BEGIN Data for review

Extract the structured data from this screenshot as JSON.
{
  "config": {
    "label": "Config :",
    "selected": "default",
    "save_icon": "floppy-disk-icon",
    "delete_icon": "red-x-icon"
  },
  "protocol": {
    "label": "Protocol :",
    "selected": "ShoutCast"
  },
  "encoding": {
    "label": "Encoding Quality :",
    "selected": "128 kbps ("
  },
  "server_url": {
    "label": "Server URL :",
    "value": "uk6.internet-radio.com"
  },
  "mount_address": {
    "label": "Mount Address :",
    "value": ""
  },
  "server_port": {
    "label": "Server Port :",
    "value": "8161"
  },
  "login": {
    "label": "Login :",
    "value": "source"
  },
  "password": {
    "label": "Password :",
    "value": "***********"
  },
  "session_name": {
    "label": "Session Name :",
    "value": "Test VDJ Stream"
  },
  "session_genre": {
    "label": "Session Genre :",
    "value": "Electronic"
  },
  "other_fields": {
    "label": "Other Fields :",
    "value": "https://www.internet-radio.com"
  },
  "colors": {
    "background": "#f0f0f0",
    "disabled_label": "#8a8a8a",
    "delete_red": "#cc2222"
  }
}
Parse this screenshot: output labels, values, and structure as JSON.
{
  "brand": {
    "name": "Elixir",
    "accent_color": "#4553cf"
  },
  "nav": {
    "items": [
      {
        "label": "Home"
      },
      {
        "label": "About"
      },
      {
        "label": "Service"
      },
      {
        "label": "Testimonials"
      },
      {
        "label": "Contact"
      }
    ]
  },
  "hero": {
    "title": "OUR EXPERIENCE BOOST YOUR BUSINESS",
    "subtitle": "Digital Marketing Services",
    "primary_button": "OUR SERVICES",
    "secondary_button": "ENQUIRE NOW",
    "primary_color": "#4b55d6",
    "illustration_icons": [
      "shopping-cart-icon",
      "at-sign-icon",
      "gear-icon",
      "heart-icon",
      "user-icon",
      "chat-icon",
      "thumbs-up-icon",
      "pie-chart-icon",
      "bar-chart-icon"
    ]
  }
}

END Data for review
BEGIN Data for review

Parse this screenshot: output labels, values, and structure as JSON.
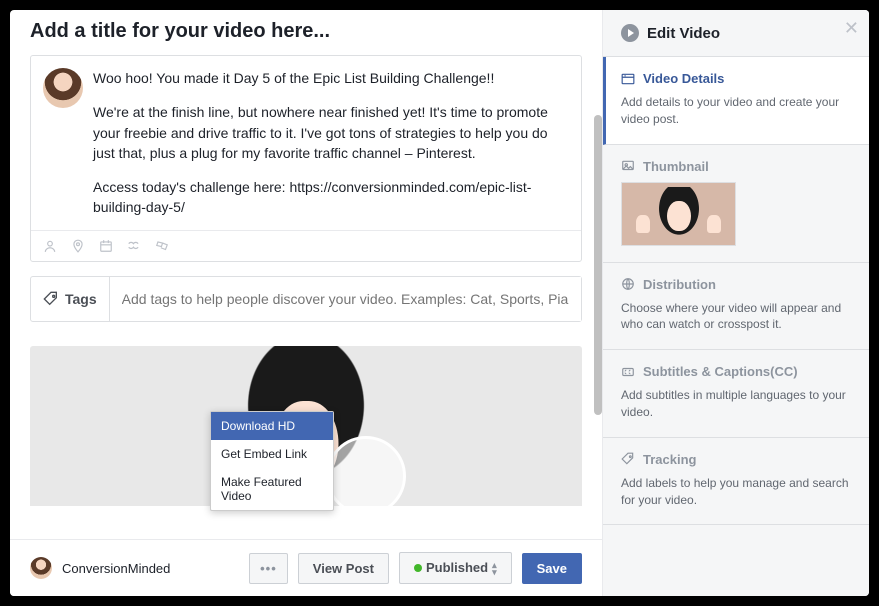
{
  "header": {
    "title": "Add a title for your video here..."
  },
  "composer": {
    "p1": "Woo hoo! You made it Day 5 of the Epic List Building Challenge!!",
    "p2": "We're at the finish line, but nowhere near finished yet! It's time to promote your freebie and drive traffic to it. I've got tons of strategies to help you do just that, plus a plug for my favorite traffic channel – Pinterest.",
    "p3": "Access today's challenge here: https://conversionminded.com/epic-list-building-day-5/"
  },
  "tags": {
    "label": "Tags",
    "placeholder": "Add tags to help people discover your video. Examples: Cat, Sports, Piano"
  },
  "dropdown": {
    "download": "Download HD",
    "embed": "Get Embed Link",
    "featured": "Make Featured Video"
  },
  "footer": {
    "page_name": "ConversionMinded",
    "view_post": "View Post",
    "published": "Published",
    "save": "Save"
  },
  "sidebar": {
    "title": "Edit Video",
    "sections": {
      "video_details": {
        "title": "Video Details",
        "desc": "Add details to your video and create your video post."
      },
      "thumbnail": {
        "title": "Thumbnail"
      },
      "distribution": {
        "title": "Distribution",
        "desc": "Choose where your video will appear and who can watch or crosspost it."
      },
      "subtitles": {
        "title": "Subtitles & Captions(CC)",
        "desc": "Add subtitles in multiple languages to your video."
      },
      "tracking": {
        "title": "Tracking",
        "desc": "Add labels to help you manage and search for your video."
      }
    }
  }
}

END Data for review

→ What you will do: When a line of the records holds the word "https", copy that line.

→ Exercise result:
    "value": "https://www.internet-radio.com"
    "p3": "Access today's challenge here: https://conversionminded.com/epic-list-building-day-5/"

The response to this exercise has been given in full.